* Task instructions
Give a single number in reply. It is the count of lines below that contain the string "avatar".

<<<<

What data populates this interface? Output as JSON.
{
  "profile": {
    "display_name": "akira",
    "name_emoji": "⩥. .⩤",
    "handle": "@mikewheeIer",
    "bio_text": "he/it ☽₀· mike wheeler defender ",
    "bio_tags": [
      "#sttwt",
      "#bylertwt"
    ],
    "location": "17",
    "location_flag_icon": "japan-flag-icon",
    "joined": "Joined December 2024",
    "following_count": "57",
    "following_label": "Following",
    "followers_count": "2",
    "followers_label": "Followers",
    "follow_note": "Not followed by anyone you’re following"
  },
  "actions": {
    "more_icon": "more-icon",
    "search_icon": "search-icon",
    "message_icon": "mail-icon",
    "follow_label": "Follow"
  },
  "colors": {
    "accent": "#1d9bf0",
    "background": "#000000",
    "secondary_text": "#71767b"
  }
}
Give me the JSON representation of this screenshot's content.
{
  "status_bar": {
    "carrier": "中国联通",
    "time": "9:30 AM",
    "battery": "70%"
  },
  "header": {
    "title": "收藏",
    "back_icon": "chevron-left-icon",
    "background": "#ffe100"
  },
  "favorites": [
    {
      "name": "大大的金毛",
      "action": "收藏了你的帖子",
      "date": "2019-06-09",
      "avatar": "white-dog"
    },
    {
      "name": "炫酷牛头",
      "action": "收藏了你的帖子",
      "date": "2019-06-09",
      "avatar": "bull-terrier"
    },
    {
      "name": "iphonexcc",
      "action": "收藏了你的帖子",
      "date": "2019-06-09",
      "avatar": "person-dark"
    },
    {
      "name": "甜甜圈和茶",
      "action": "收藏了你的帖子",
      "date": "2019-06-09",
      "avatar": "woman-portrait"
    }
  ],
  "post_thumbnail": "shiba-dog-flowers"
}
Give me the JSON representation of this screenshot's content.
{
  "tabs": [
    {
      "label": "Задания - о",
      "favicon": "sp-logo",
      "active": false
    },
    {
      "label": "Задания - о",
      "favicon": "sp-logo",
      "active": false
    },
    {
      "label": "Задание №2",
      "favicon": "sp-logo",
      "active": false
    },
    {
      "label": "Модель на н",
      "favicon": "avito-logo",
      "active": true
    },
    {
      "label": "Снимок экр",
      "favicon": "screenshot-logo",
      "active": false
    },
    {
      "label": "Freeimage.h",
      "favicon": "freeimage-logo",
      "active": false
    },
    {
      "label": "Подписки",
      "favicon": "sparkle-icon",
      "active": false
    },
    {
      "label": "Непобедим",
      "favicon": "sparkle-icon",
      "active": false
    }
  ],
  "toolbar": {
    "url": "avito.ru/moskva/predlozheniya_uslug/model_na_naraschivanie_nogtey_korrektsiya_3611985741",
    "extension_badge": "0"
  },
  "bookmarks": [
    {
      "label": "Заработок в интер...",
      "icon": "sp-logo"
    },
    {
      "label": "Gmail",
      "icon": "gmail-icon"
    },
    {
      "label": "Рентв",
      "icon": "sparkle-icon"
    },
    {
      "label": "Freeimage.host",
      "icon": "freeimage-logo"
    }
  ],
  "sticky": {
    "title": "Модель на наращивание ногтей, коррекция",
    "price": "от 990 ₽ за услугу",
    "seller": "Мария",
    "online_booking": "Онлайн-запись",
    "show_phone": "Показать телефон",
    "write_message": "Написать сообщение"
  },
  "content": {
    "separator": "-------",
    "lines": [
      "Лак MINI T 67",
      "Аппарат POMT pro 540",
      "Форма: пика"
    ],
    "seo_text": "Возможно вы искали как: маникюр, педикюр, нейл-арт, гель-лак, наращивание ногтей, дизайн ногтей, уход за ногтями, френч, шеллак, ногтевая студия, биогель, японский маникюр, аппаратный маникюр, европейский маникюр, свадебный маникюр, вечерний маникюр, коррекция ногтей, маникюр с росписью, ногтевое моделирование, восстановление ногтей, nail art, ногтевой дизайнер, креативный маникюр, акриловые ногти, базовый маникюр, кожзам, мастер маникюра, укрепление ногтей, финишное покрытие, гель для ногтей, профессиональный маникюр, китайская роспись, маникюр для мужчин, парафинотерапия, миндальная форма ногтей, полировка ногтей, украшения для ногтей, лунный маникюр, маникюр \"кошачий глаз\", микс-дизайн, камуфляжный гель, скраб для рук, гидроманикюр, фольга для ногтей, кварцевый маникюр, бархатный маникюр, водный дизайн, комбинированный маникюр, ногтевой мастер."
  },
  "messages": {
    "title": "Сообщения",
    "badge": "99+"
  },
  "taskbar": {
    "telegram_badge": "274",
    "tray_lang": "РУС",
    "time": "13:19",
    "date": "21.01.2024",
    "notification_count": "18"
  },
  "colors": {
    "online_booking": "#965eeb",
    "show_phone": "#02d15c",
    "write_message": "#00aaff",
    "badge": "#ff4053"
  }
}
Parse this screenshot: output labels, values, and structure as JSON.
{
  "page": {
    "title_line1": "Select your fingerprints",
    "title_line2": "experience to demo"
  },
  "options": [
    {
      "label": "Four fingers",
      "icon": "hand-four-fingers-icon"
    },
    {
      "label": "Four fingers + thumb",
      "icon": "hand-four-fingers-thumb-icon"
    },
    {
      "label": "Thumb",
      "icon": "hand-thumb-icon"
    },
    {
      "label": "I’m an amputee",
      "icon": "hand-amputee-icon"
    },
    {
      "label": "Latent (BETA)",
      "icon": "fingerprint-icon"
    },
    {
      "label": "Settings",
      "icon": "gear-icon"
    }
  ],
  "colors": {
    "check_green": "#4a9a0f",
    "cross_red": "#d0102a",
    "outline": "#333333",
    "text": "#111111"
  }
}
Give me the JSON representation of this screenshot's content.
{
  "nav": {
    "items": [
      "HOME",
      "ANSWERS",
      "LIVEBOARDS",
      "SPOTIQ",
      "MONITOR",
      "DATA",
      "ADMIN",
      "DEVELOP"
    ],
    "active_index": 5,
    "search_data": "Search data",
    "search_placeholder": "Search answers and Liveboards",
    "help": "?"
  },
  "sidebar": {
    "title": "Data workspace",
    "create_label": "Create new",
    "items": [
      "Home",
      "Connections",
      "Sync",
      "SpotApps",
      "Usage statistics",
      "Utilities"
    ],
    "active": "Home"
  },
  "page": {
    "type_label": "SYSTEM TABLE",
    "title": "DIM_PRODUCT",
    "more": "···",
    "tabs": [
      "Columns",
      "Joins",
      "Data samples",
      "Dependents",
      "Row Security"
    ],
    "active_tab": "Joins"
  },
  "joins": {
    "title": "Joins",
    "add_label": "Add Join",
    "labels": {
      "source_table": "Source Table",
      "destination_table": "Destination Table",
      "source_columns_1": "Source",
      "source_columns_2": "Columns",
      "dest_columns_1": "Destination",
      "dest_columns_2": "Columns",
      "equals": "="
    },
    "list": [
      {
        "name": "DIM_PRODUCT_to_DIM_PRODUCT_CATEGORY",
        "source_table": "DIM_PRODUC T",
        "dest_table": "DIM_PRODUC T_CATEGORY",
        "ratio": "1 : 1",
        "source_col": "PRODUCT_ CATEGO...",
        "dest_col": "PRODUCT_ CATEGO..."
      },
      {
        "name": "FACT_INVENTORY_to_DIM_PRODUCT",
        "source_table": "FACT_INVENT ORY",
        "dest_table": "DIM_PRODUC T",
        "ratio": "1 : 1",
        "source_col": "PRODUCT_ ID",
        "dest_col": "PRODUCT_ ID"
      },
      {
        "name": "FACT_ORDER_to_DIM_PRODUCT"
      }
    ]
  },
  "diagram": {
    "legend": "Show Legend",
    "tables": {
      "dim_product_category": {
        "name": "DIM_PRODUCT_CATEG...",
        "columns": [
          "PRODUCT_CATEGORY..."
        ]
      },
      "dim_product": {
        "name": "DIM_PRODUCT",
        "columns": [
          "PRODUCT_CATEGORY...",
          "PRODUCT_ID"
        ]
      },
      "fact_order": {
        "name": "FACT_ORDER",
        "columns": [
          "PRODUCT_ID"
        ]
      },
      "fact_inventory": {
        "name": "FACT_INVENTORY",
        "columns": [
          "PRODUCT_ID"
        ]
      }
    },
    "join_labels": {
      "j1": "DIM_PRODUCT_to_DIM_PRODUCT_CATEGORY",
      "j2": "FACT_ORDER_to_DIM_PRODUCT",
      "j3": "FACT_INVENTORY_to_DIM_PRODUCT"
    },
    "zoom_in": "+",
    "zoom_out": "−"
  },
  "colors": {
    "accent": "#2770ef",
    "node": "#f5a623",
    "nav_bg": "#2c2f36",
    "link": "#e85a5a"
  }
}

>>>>

* Answer section
4